In 1927, Imperial Airways, from which BA was born, served beef tea, sandwiches and “four gills of whisky” to its first class customers. These days, those in the elite cabin can look forward to dishes such as fillet steak prepared in convection ovens and umami-rich foods courtesy of Heston Blumenthal’s positive influence.
In July, those in First can try an Olympic-inspired menu (see online news March 14), with dishes like rillettes of mackerel on a pickled cucumber carpaccio. But for the cabin crew responsible for serving it, looking after passengers in the top tier cabin requires serious training.
On the menu at BA’s Waterside headquarters, where my initiation to in-flight catering took place, was a surf ‘n’ turf of beef fillet and langoustine with pont-neuf potatoes. And serving it that day, myself and several fellow journalists, under the guidance of two members of British Airways crew, Adrien Yu and Anne Marie Brazendale.
The first lesson we had to remember was that airlines are not just competing with each other anymore – the crew at BA, and the chefs behind the food they serve, are placing themselves alongside five-star hotels and high-end restaurants. Presentation is, therefore, key.
Teamed in pairs, we were instructed to deliver every item individually to the passenger in precise order or, if a couple are dining together, simultaneously. Almost all of us failed here, with items placed in the wrong order, position or forgotten entirely.

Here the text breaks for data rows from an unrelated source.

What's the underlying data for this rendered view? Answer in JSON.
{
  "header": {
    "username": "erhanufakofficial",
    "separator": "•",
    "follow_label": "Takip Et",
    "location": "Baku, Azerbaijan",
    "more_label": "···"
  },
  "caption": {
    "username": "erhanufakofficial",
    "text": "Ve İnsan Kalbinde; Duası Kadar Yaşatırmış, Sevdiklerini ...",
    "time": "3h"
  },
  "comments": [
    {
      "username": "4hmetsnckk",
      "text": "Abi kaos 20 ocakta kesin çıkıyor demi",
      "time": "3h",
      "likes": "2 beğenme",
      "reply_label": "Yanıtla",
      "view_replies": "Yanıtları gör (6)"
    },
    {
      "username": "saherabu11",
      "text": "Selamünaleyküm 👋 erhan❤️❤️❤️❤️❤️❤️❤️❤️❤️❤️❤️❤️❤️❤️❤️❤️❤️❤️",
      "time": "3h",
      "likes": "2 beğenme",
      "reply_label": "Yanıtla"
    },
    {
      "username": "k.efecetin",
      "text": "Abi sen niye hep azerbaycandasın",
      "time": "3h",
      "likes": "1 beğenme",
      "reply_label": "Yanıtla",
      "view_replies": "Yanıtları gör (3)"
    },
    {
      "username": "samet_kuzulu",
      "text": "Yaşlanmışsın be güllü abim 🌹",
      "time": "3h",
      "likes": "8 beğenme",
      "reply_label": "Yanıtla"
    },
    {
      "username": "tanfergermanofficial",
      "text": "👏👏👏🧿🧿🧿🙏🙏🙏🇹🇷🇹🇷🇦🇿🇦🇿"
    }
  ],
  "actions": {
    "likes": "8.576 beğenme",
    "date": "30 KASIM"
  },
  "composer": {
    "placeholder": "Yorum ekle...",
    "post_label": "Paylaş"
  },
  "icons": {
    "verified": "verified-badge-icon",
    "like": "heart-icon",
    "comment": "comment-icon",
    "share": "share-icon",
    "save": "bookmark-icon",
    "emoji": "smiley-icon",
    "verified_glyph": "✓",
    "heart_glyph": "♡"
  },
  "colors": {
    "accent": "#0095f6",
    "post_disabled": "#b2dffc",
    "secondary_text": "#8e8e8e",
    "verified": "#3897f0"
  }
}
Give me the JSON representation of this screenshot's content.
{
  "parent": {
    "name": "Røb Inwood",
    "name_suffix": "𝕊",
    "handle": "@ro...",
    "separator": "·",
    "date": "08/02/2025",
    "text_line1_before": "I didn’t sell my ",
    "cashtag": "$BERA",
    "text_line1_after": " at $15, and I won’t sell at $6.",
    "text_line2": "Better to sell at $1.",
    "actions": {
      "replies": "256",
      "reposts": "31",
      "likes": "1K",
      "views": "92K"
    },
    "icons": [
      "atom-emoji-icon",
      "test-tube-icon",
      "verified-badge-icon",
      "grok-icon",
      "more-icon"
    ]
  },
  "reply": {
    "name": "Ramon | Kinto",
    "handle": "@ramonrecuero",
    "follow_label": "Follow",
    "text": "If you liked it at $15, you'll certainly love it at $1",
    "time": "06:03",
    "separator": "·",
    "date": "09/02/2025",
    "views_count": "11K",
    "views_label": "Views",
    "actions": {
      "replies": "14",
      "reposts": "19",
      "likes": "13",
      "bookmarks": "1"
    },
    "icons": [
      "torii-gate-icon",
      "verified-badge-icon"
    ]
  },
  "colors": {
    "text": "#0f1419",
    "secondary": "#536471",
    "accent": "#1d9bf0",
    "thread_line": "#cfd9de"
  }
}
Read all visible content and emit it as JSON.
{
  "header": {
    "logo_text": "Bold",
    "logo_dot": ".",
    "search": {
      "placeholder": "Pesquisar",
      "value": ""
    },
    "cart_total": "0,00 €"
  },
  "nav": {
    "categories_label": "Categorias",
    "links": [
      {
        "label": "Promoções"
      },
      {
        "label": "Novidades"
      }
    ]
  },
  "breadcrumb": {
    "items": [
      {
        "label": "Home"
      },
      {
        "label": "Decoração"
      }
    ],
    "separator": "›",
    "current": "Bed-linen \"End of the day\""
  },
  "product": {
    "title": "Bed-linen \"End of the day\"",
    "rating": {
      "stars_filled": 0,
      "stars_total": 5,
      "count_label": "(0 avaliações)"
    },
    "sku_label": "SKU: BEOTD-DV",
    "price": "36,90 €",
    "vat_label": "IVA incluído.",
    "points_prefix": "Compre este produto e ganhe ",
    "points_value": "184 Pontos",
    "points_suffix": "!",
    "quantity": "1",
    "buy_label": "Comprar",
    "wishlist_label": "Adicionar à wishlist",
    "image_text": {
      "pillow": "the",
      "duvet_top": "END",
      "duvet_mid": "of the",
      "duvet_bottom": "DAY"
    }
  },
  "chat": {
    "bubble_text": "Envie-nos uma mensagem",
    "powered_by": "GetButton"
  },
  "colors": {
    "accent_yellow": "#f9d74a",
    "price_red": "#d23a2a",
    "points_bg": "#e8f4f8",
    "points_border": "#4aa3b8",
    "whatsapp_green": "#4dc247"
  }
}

We fumbled our way through the wine service, forgetting the names of vintages and leaving grubby fingerprints on glasses. The crew have a mini-sommelier tutorial during training, so they know their Pouilly-Fuissé from their Pouilly-Fumé – our taste buds, it turned out, were not quite so refined.
And it’s not just about presentation. We were told crew need to remember every passenger name, how they prefer to be addressed, and their food and wine preferences. They also need to know where all the food and drink is sourced, in case they are asked.
“Tailor the experience to the individual,” said Brazendale, “the level of formality or informality should match their needs.” It’s amazing how easy it is to forget to even to look someone in the eye when serving them – focusing on getting the presentation just right had us entirely ignoring the passenger at times.
Among our other duties was folding a jacket correctly for storage, turndown service and serving a proper English afternoon tea – by this point we had admitted defeat and comforted ourselves with a few freshly baked scones slathered in clotted cream.
The resounding message from our patient teachers? Good try, but don’t give up the day job.
For more information visit britishairways.com
Report by Liat Clark